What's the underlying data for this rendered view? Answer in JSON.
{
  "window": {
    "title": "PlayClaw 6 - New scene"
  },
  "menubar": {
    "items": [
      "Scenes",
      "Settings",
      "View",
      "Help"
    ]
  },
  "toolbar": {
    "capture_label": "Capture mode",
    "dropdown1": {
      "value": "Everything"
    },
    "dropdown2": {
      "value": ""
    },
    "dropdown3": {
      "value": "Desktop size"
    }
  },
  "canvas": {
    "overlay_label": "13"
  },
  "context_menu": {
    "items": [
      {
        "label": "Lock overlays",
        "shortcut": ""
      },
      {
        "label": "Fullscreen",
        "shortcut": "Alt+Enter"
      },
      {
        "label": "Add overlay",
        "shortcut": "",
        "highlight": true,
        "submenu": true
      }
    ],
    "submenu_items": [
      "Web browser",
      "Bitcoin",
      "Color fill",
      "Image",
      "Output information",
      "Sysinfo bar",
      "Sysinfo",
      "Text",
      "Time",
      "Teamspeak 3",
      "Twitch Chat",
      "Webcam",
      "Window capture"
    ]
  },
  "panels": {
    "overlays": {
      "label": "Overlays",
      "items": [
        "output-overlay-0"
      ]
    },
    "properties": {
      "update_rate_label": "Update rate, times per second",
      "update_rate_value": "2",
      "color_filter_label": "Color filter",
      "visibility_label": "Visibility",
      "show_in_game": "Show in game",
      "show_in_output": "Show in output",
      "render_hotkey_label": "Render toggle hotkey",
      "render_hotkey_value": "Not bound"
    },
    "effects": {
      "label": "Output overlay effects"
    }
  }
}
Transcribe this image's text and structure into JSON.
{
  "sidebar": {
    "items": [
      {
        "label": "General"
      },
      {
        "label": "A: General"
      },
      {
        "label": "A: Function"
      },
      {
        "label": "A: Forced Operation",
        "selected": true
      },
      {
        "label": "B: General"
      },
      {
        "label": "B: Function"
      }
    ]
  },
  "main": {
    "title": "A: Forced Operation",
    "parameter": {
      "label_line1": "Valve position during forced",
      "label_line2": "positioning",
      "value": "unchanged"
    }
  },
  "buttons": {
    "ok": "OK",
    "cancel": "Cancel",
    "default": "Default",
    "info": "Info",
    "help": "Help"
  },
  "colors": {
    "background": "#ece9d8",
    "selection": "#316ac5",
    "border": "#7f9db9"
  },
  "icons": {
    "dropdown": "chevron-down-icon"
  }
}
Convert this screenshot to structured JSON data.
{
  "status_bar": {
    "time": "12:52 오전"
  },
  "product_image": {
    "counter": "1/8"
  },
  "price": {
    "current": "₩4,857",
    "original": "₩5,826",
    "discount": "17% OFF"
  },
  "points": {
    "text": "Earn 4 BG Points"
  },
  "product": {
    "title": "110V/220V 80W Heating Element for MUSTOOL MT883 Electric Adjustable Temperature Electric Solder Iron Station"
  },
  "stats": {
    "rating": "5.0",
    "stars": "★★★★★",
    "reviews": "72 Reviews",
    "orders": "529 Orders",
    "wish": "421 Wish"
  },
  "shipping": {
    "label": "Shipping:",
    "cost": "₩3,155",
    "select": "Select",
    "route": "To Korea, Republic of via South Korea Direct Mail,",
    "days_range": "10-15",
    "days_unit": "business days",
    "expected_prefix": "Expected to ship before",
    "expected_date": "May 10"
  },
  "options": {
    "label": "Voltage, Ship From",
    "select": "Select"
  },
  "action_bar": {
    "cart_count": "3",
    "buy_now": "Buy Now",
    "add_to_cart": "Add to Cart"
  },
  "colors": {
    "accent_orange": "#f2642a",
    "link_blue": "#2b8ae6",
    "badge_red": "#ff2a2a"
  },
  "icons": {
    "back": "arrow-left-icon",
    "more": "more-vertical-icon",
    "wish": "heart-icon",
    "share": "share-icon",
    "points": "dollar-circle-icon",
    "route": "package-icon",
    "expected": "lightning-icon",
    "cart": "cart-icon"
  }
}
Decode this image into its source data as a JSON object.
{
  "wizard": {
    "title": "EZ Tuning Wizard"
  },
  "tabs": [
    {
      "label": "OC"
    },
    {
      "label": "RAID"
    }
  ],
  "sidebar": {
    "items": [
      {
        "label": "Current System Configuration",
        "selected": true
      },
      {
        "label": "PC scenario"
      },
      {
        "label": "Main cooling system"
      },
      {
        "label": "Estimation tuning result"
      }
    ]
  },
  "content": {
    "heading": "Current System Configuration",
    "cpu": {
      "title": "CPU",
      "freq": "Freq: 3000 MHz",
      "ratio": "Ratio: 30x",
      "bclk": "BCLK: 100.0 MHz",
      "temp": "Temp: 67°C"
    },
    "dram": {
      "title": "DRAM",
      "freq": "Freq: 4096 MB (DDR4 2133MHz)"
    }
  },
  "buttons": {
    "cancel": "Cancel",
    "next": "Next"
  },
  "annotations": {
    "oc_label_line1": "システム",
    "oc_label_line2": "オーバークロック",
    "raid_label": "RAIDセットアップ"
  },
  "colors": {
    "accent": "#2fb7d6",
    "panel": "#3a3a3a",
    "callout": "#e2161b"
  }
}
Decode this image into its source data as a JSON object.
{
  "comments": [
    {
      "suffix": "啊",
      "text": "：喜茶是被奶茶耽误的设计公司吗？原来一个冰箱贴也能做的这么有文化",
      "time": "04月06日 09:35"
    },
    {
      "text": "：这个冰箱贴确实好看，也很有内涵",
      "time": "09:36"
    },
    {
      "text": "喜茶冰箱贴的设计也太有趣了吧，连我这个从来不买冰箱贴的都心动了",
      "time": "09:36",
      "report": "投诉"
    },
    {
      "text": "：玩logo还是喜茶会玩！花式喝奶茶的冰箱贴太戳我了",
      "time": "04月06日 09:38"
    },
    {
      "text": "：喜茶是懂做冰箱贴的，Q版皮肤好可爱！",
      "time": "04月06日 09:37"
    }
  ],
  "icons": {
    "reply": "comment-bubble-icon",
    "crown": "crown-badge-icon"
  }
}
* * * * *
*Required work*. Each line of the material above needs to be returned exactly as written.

*Solved exercise*.
What's the underlying data for this rendered view? Answer in JSON.
{
  "window": {
    "title": "PlayClaw 6 - New scene"
  },
  "menubar": {
    "items": [
      "Scenes",
      "Settings",
      "View",
      "Help"
    ]
  },
  "toolbar": {
    "capture_label": "Capture mode",
    "dropdown1": {
      "value": "Everything"
    },
    "dropdown2": {
      "value": ""
    },
    "dropdown3": {
      "value": "Desktop size"
    }
  },
  "canvas": {
    "overlay_label": "13"
  },
  "context_menu": {
    "items": [
      {
        "label": "Lock overlays",
        "shortcut": ""
      },
      {
        "label": "Fullscreen",
        "shortcut": "Alt+Enter"
      },
      {
        "label": "Add overlay",
        "shortcut": "",
        "highlight": true,
        "submenu": true
      }
    ],
    "submenu_items": [
      "Web browser",
      "Bitcoin",
      "Color fill",
      "Image",
      "Output information",
      "Sysinfo bar",
      "Sysinfo",
      "Text",
      "Time",
      "Teamspeak 3",
      "Twitch Chat",
      "Webcam",
      "Window capture"
    ]
  },
  "panels": {
    "overlays": {
      "label": "Overlays",
      "items": [
        "output-overlay-0"
      ]
    },
    "properties": {
      "update_rate_label": "Update rate, times per second",
      "update_rate_value": "2",
      "color_filter_label": "Color filter",
      "visibility_label": "Visibility",
      "show_in_game": "Show in game",
      "show_in_output": "Show in output",
      "render_hotkey_label": "Render toggle hotkey",
      "render_hotkey_value": "Not bound"
    },
    "effects": {
      "label": "Output overlay effects"
    }
  }
}
Transcribe this image's text and structure into JSON.
{
  "sidebar": {
    "items": [
      {
        "label": "General"
      },
      {
        "label": "A: General"
      },
      {
        "label": "A: Function"
      },
      {
        "label": "A: Forced Operation",
        "selected": true
      },
      {
        "label": "B: General"
      },
      {
        "label": "B: Function"
      }
    ]
  },
  "main": {
    "title": "A: Forced Operation",
    "parameter": {
      "label_line1": "Valve position during forced",
      "label_line2": "positioning",
      "value": "unchanged"
    }
  },
  "buttons": {
    "ok": "OK",
    "cancel": "Cancel",
    "default": "Default",
    "info": "Info",
    "help": "Help"
  },
  "colors": {
    "background": "#ece9d8",
    "selection": "#316ac5",
    "border": "#7f9db9"
  },
  "icons": {
    "dropdown": "chevron-down-icon"
  }
}
Convert this screenshot to structured JSON data.
{
  "status_bar": {
    "time": "12:52 오전"
  },
  "product_image": {
    "counter": "1/8"
  },
  "price": {
    "current": "₩4,857",
    "original": "₩5,826",
    "discount": "17% OFF"
  },
  "points": {
    "text": "Earn 4 BG Points"
  },
  "product": {
    "title": "110V/220V 80W Heating Element for MUSTOOL MT883 Electric Adjustable Temperature Electric Solder Iron Station"
  },
  "stats": {
    "rating": "5.0",
    "stars": "★★★★★",
    "reviews": "72 Reviews",
    "orders": "529 Orders",
    "wish": "421 Wish"
  },
  "shipping": {
    "label": "Shipping:",
    "cost": "₩3,155",
    "select": "Select",
    "route": "To Korea, Republic of via South Korea Direct Mail,",
    "days_range": "10-15",
    "days_unit": "business days",
    "expected_prefix": "Expected to ship before",
    "expected_date": "May 10"
  },
  "options": {
    "label": "Voltage, Ship From",
    "select": "Select"
  },
  "action_bar": {
    "cart_count": "3",
    "buy_now": "Buy Now",
    "add_to_cart": "Add to Cart"
  },
  "colors": {
    "accent_orange": "#f2642a",
    "link_blue": "#2b8ae6",
    "badge_red": "#ff2a2a"
  },
  "icons": {
    "back": "arrow-left-icon",
    "more": "more-vertical-icon",
    "wish": "heart-icon",
    "share": "share-icon",
    "points": "dollar-circle-icon",
    "route": "package-icon",
    "expected": "lightning-icon",
    "cart": "cart-icon"
  }
}
Decode this image into its source data as a JSON object.
{
  "wizard": {
    "title": "EZ Tuning Wizard"
  },
  "tabs": [
    {
      "label": "OC"
    },
    {
      "label": "RAID"
    }
  ],
  "sidebar": {
    "items": [
      {
        "label": "Current System Configuration",
        "selected": true
      },
      {
        "label": "PC scenario"
      },
      {
        "label": "Main cooling system"
      },
      {
        "label": "Estimation tuning result"
      }
    ]
  },
  "content": {
    "heading": "Current System Configuration",
    "cpu": {
      "title": "CPU",
      "freq": "Freq: 3000 MHz",
      "ratio": "Ratio: 30x",
      "bclk": "BCLK: 100.0 MHz",
      "temp": "Temp: 67°C"
    },
    "dram": {
      "title": "DRAM",
      "freq": "Freq: 4096 MB (DDR4 2133MHz)"
    }
  },
  "buttons": {
    "cancel": "Cancel",
    "next": "Next"
  },
  "annotations": {
    "oc_label_line1": "システム",
    "oc_label_line2": "オーバークロック",
    "raid_label": "RAIDセットアップ"
  },
  "colors": {
    "accent": "#2fb7d6",
    "panel": "#3a3a3a",
    "callout": "#e2161b"
  }
}
Decode this image into its source data as a JSON object.
{
  "comments": [
    {
      "suffix": "啊",
      "text": "：喜茶是被奶茶耽误的设计公司吗？原来一个冰箱贴也能做的这么有文化",
      "time": "04月06日 09:35"
    },
    {
      "text": "：这个冰箱贴确实好看，也很有内涵",
      "time": "09:36"
    },
    {
      "text": "喜茶冰箱贴的设计也太有趣了吧，连我这个从来不买冰箱贴的都心动了",
      "time": "09:36",
      "report": "投诉"
    },
    {
      "text": "：玩logo还是喜茶会玩！花式喝奶茶的冰箱贴太戳我了",
      "time": "04月06日 09:38"
    },
    {
      "text": "：喜茶是懂做冰箱贴的，Q版皮肤好可爱！",
      "time": "04月06日 09:37"
    }
  ],
  "icons": {
    "reply": "comment-bubble-icon",
    "crown": "crown-badge-icon"
  }
}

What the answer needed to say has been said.